At 7 percent, Washington has highest personal income growth on the West Coast

Washington annualized personal income growth in the second quarter of 2019 was among the highest in the nation, according to the U.S. Bureau of Economic Analysis. As the map above shows, Washington’s 7.0 percent growth rate topped Oregon’s 6.2 percent and California’s 5.8 percent, making it the West Coast winner. Idaho, though,  posted a strong 7.4 percent, just behind Texas, which boasted the nation-leading 7.5 percent.

The BEA writes,

State personal income increased 5.4 percent at an annual rate in the second quarter of 2019, a deceleration from the 6.2 percent increase in the first quarter, according to estimates released today by the Bureau of Economic Analysis (table 1). The percent change in personal income across all states ranged from 7.5 percent in Texas to unchanged in North Dakota.

The report was released September 24 (got lost in our mail). 

The Wall Street Journal editorial board dug a little more deeply into the data. Observations related to our state include:

The BEA revised personal income growth upward in most states, especially in the West and Midwest. Incomes were revised up 4.2% in Colorado and Washington, 3.9% in Utah and 3.1% in Idaho…
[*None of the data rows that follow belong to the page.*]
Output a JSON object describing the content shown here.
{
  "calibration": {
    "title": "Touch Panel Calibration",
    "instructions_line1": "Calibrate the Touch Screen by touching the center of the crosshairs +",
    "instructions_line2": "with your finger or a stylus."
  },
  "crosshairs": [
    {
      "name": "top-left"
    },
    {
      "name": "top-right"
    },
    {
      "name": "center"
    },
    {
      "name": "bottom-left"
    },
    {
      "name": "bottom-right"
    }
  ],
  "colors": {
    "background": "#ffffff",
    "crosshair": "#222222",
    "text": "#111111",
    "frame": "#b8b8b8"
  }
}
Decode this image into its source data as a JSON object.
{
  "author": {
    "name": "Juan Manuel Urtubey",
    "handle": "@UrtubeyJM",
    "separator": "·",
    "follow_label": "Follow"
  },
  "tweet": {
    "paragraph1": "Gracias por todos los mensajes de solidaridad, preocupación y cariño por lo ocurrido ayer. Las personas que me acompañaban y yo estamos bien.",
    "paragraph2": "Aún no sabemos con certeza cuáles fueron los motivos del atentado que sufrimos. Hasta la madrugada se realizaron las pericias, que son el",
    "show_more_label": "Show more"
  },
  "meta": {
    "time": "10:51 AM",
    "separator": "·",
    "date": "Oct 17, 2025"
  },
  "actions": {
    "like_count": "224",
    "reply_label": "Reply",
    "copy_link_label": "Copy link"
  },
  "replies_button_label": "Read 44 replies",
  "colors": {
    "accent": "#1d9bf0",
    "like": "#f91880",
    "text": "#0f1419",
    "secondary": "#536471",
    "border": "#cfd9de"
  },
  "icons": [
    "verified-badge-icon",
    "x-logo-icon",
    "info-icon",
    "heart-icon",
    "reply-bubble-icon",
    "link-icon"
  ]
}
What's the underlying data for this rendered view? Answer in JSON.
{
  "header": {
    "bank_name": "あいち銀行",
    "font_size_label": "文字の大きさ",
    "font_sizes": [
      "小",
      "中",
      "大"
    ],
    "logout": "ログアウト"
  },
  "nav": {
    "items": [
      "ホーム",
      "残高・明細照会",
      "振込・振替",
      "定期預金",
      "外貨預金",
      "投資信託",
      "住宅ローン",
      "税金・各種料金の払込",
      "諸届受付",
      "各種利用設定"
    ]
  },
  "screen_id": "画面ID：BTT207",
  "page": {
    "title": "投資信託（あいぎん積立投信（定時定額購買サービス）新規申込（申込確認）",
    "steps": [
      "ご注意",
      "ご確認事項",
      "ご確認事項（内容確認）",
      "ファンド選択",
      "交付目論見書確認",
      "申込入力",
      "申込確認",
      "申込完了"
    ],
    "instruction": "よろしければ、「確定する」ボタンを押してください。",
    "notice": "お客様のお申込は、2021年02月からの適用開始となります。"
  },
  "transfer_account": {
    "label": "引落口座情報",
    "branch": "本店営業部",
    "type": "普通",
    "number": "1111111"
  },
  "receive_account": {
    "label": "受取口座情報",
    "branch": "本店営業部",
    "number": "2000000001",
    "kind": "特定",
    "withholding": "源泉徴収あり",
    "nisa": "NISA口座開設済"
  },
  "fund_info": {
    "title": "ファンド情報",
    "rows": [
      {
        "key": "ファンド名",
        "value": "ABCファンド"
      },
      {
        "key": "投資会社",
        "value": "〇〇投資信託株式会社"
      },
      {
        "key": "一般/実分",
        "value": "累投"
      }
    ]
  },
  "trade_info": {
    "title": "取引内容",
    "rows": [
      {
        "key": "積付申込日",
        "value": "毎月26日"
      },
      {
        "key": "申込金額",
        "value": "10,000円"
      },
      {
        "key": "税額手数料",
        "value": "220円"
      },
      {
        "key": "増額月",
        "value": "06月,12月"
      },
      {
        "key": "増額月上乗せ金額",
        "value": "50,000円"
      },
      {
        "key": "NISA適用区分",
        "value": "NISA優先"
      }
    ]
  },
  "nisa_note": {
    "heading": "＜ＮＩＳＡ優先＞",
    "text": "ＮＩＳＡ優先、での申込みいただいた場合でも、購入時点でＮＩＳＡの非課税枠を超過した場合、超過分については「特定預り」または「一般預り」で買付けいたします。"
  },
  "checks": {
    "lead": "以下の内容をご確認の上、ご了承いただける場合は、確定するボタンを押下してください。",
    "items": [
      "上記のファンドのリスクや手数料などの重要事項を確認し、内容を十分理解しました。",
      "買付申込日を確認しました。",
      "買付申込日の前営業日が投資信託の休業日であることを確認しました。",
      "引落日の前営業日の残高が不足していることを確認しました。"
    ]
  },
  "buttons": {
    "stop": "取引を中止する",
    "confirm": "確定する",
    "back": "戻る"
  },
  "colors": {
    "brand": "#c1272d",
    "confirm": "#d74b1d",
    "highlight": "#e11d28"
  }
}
During the early Obama years California ranked among the fastest growing states as its housing market recovered and tech startups expanded in the Bay Area. But entrepreneurs are increasingly choosing low-tax climes with less expensive housing. Over the last year, information industry earnings rose a mere 2% in California compared to 19% in Washington, 12% in Oregon and 10% in Arizona…

The Bureau of Labor Statistics reported this week that employment over the last 12 months increased 1.8% in California, 2.4% in Texas, 2.5% in Arizona, 2.6% in Washington, 2.8% in Utah, and 3% in Nevada. The trend bears watching to see if California pays a price for its binge of new labor and environmental regulation.

Policy matters.